▶ **EXTRACTED RECORDS**
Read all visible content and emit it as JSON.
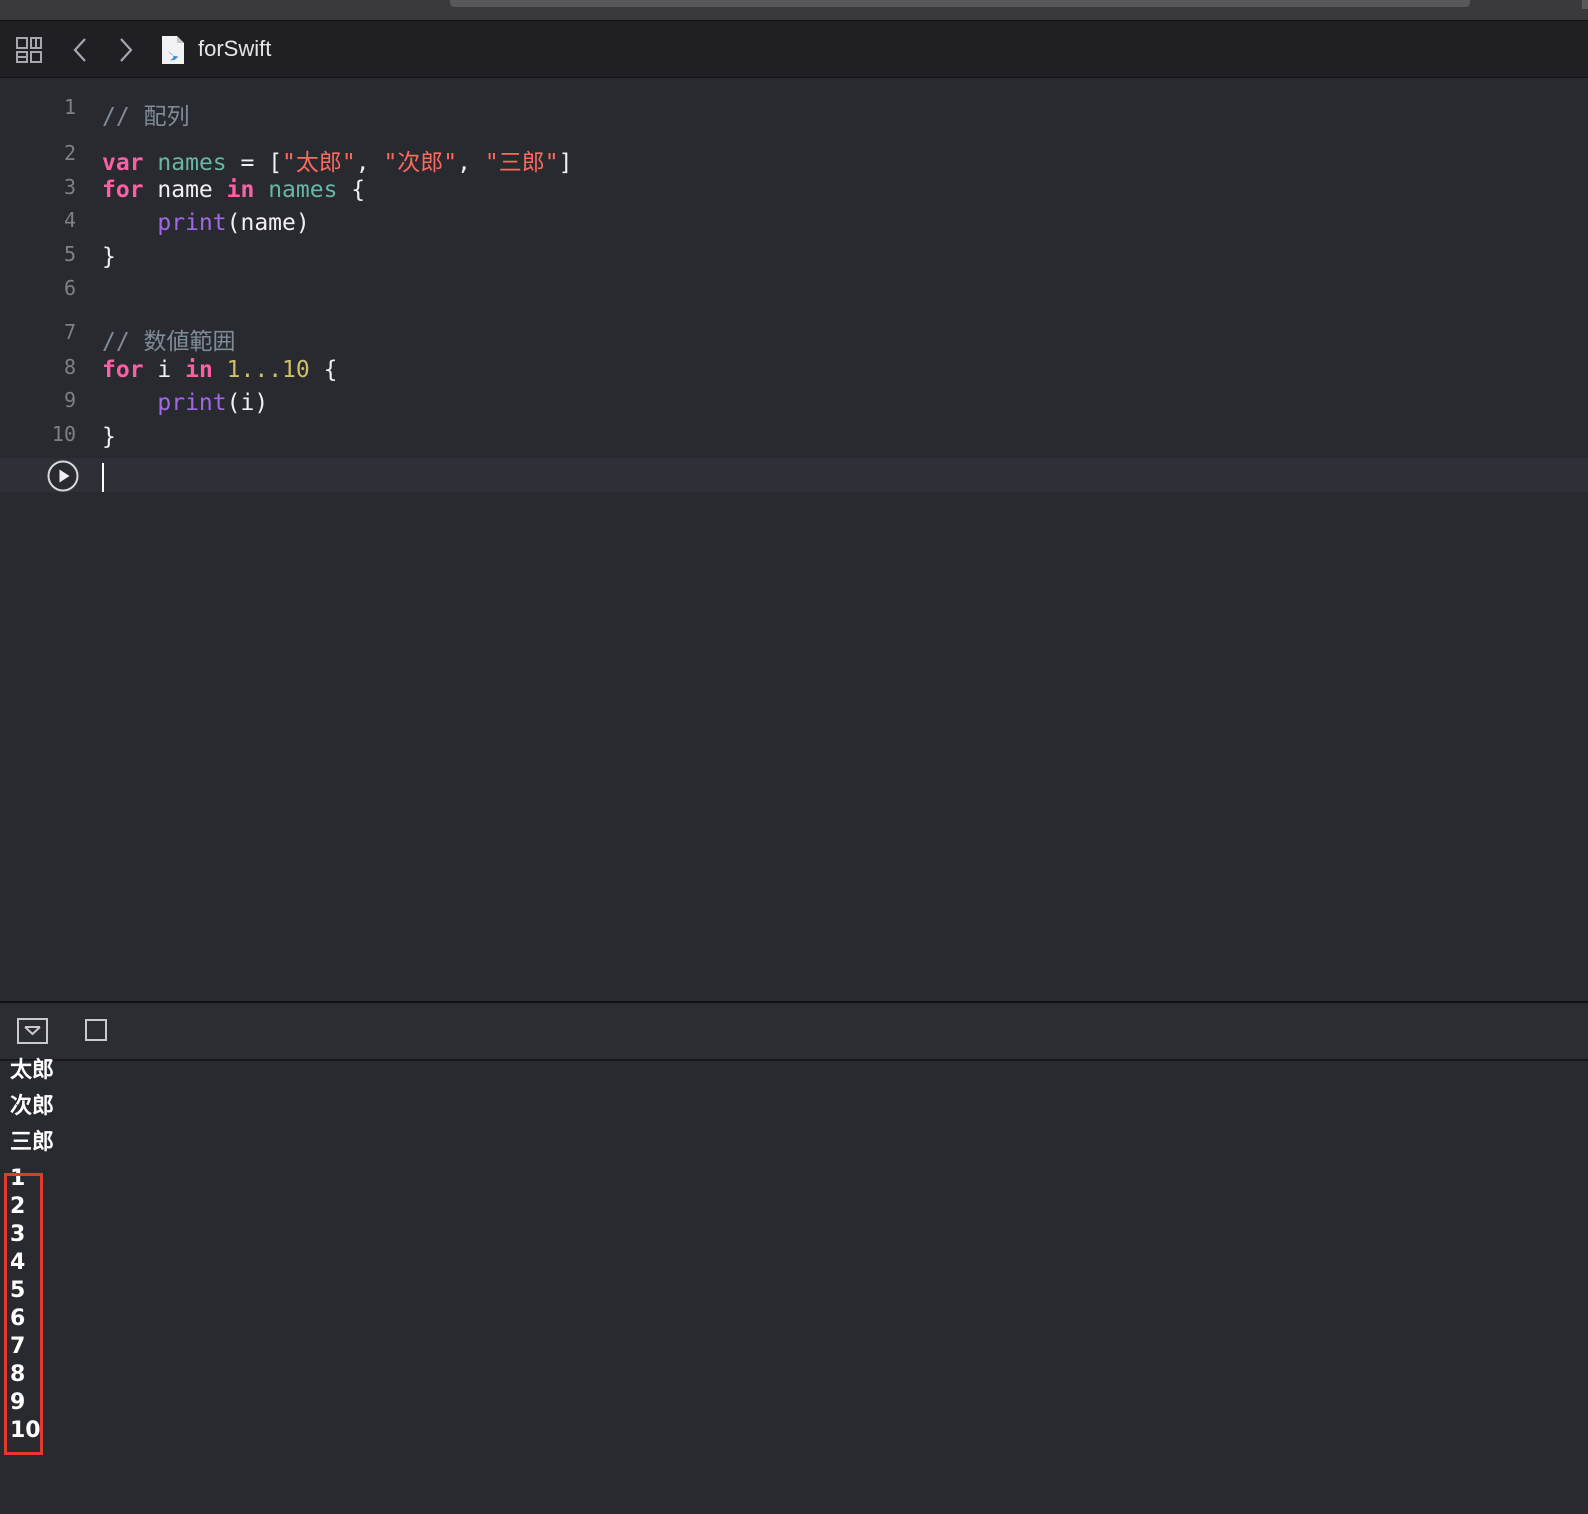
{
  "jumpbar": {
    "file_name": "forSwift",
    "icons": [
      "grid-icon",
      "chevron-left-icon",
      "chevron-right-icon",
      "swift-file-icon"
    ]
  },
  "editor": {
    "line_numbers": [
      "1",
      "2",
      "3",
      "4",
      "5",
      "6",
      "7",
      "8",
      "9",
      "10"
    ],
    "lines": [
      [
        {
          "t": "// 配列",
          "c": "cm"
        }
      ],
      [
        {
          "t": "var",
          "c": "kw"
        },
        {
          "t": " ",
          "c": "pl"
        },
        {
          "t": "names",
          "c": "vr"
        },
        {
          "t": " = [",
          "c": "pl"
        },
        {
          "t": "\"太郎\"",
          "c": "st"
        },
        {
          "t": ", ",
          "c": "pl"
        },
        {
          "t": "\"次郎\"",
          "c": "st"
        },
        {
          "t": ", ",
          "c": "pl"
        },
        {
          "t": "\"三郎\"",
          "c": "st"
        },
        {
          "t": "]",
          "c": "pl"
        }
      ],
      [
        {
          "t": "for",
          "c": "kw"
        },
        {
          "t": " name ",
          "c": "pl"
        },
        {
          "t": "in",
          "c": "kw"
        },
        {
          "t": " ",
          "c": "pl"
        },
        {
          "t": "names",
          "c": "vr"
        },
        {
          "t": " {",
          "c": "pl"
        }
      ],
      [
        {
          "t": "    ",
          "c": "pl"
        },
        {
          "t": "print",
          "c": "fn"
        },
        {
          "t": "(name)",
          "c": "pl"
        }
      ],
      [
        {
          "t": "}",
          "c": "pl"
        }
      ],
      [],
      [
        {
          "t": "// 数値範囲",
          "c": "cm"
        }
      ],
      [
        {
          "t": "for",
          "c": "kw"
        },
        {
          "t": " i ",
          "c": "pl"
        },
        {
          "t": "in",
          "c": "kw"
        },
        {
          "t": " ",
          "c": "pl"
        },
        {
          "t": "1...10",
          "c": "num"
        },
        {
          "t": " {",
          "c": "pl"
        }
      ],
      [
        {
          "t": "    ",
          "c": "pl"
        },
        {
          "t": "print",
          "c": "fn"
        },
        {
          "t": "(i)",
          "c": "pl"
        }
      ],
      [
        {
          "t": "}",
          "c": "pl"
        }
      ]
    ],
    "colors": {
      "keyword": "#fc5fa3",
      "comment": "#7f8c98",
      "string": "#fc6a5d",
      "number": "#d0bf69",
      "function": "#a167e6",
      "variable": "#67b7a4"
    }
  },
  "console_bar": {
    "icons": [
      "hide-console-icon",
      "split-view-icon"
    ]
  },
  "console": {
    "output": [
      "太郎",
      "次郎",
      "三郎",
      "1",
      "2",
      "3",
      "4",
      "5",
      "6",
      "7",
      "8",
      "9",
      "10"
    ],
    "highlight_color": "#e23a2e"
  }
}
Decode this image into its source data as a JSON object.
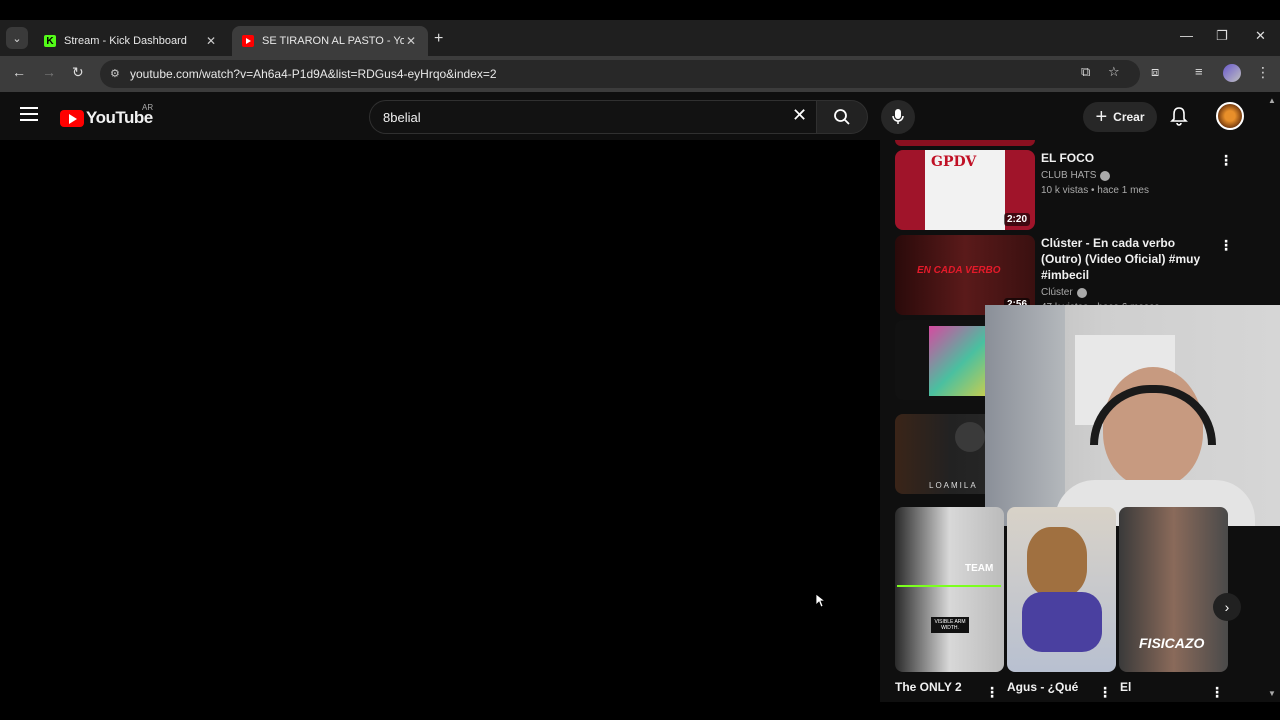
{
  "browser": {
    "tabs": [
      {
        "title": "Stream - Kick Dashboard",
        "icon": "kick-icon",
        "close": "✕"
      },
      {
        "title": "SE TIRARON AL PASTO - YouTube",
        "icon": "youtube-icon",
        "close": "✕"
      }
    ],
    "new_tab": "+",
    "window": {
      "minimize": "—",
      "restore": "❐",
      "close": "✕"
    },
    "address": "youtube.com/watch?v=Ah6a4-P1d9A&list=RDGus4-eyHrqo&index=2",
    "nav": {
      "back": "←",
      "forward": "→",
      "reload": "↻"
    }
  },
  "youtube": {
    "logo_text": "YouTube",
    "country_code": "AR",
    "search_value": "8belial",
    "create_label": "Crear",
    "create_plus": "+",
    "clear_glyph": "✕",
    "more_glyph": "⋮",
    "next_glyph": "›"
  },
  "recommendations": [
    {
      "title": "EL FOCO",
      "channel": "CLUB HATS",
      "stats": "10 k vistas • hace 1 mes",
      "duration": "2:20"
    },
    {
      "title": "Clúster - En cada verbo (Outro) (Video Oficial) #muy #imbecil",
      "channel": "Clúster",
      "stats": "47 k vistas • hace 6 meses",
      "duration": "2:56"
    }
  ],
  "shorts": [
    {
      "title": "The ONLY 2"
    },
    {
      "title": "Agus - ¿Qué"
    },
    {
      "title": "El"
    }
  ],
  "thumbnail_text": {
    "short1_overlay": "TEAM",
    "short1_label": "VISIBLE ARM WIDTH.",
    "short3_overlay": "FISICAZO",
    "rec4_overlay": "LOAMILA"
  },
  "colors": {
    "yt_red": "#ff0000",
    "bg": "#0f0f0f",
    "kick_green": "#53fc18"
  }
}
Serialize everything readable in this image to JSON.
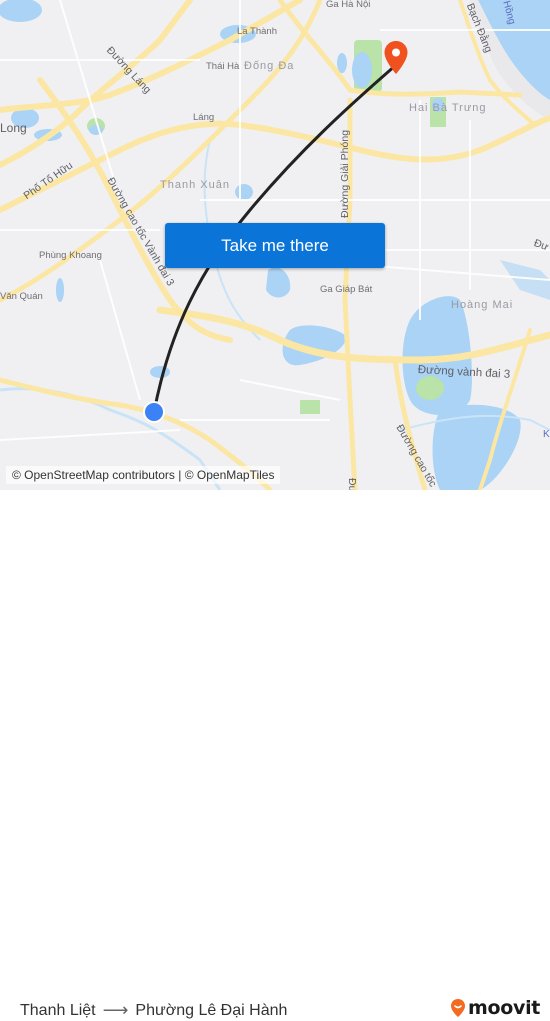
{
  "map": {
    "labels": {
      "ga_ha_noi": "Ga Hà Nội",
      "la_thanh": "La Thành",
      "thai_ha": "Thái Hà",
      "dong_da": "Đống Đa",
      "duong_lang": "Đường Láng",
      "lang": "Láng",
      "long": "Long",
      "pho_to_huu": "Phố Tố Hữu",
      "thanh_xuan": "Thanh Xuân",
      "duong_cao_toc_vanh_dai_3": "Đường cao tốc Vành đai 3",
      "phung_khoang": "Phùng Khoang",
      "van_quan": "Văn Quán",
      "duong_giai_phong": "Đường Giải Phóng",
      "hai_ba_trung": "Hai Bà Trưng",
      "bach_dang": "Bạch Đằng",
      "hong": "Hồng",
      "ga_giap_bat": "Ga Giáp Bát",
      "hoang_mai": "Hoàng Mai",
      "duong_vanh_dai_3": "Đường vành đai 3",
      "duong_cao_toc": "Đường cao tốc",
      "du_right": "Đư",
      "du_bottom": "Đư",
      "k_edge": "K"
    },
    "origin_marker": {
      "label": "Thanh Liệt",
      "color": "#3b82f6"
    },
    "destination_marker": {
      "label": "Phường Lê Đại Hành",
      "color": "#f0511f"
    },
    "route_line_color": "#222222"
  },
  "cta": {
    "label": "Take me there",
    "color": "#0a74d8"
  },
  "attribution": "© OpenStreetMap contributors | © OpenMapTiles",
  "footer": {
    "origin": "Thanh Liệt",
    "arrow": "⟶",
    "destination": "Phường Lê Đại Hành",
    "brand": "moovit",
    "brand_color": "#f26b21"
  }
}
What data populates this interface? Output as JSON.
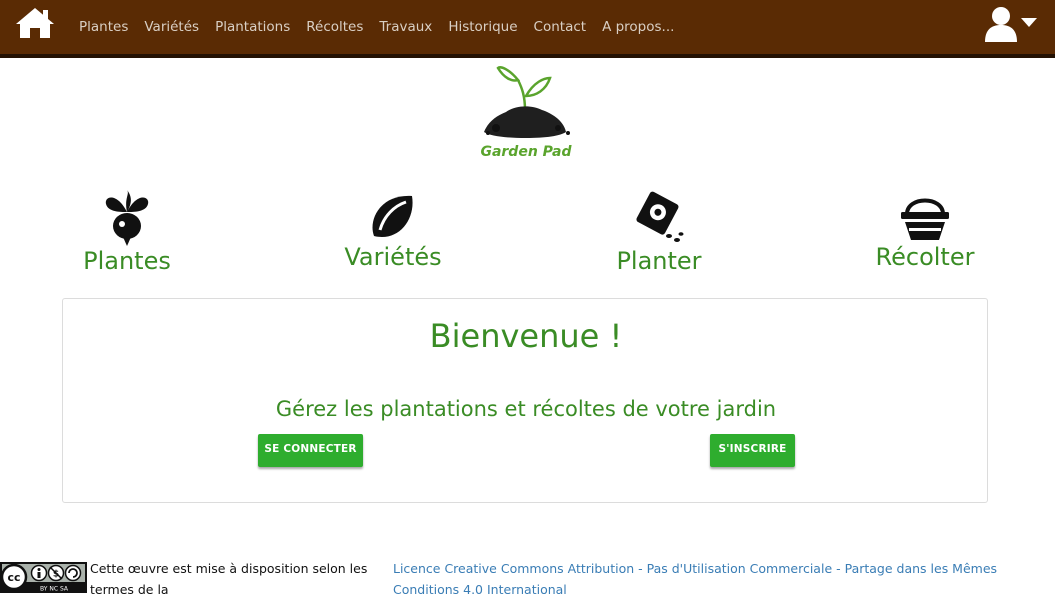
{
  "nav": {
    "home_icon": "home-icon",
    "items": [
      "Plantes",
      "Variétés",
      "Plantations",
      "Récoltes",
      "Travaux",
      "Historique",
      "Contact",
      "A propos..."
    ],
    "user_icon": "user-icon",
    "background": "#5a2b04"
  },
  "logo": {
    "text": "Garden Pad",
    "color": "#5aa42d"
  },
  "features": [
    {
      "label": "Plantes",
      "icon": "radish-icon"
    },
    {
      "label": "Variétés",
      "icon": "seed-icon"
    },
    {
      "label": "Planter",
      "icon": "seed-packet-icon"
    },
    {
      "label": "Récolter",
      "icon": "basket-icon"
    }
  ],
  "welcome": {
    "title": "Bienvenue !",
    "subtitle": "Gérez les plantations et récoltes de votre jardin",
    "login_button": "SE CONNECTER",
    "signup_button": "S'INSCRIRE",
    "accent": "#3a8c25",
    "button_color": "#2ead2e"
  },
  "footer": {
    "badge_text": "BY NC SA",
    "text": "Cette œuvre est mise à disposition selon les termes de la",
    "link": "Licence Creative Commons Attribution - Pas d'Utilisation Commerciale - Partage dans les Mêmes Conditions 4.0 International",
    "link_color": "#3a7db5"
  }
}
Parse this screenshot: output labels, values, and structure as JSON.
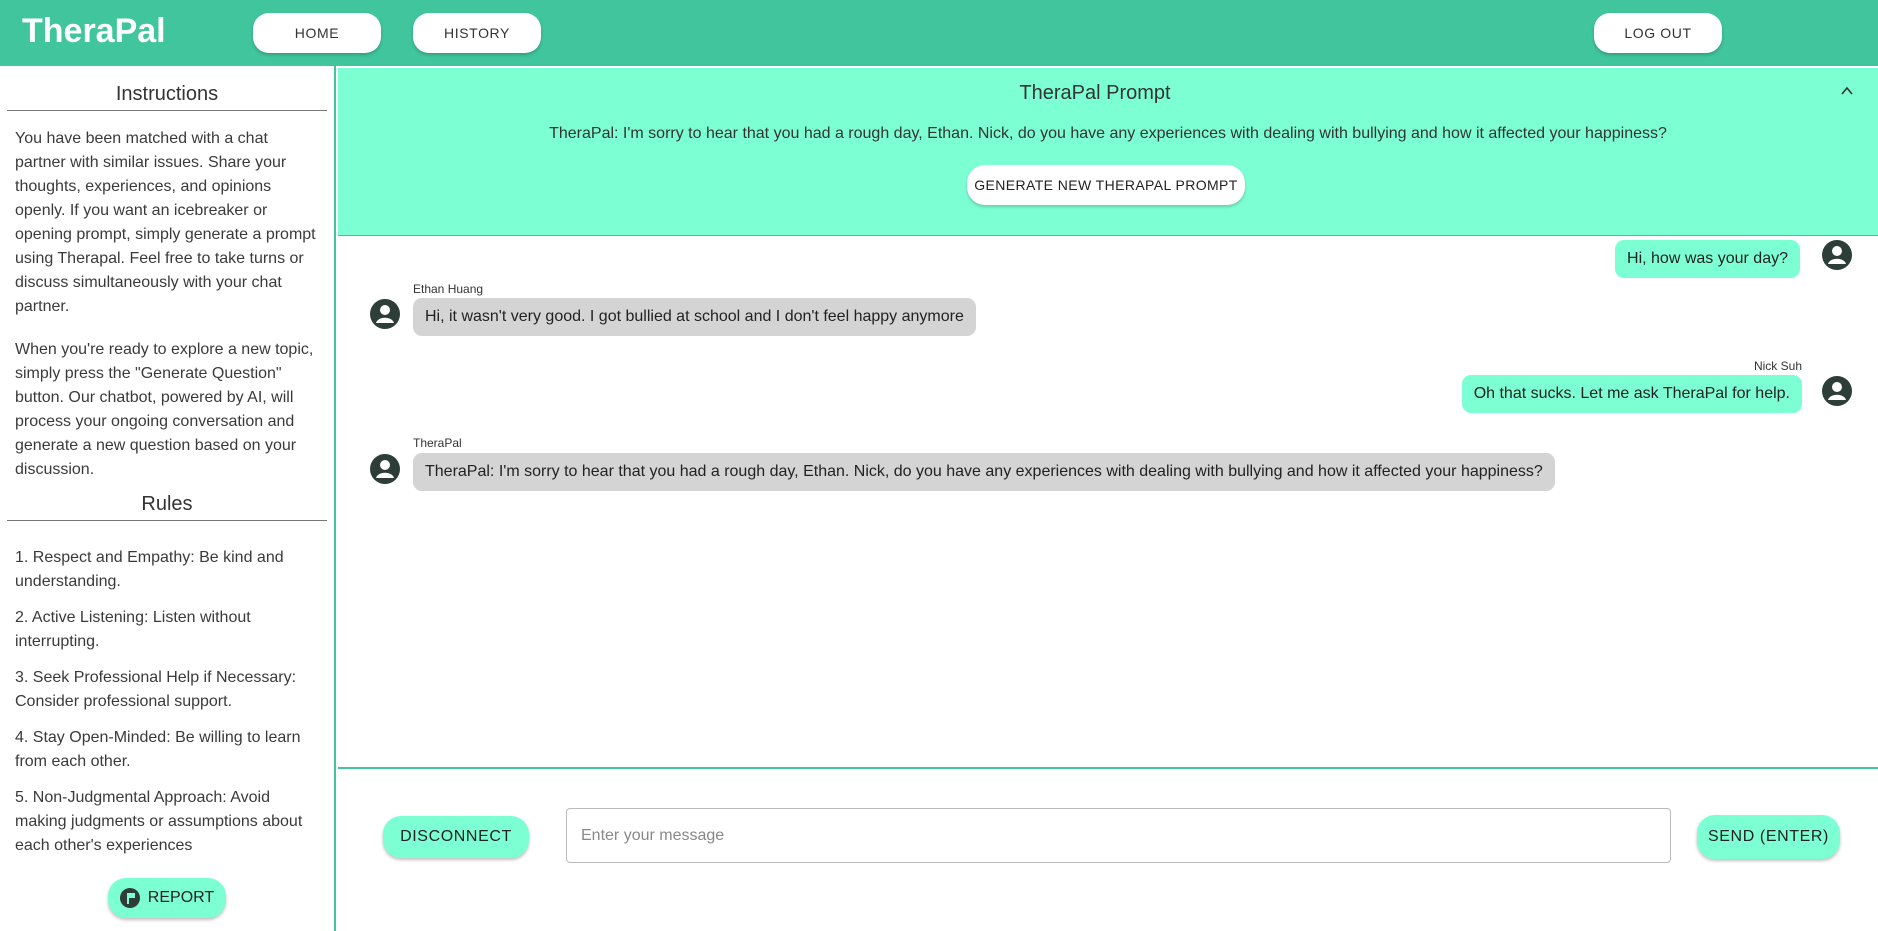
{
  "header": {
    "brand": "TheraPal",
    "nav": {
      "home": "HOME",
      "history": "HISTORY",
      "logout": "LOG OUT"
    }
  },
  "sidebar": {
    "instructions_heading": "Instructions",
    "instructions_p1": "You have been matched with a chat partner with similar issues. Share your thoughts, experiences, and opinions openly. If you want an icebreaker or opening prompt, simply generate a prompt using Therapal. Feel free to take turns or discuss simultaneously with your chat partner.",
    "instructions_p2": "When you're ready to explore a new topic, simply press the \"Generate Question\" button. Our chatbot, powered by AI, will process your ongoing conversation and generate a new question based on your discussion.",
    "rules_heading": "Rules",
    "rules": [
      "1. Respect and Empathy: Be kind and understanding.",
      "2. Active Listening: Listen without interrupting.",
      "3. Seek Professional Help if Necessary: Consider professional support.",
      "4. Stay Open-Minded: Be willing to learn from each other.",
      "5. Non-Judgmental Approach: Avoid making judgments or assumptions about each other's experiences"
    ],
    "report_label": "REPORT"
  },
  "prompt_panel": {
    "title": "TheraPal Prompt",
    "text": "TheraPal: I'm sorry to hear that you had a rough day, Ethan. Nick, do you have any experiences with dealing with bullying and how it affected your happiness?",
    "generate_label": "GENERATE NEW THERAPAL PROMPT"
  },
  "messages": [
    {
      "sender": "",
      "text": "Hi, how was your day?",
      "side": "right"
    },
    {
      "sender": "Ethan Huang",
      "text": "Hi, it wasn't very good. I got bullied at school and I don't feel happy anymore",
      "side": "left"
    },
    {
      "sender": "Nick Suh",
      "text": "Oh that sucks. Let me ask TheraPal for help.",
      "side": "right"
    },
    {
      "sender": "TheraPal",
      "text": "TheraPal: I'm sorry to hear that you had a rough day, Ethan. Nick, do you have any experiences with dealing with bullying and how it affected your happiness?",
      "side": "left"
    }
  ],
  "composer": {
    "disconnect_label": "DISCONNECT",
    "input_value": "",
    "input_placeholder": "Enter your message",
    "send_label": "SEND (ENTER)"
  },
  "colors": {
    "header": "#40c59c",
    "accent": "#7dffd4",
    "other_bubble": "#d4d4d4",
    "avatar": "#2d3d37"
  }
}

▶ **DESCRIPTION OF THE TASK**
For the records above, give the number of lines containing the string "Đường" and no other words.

▶ **RESPONSE AREA**
5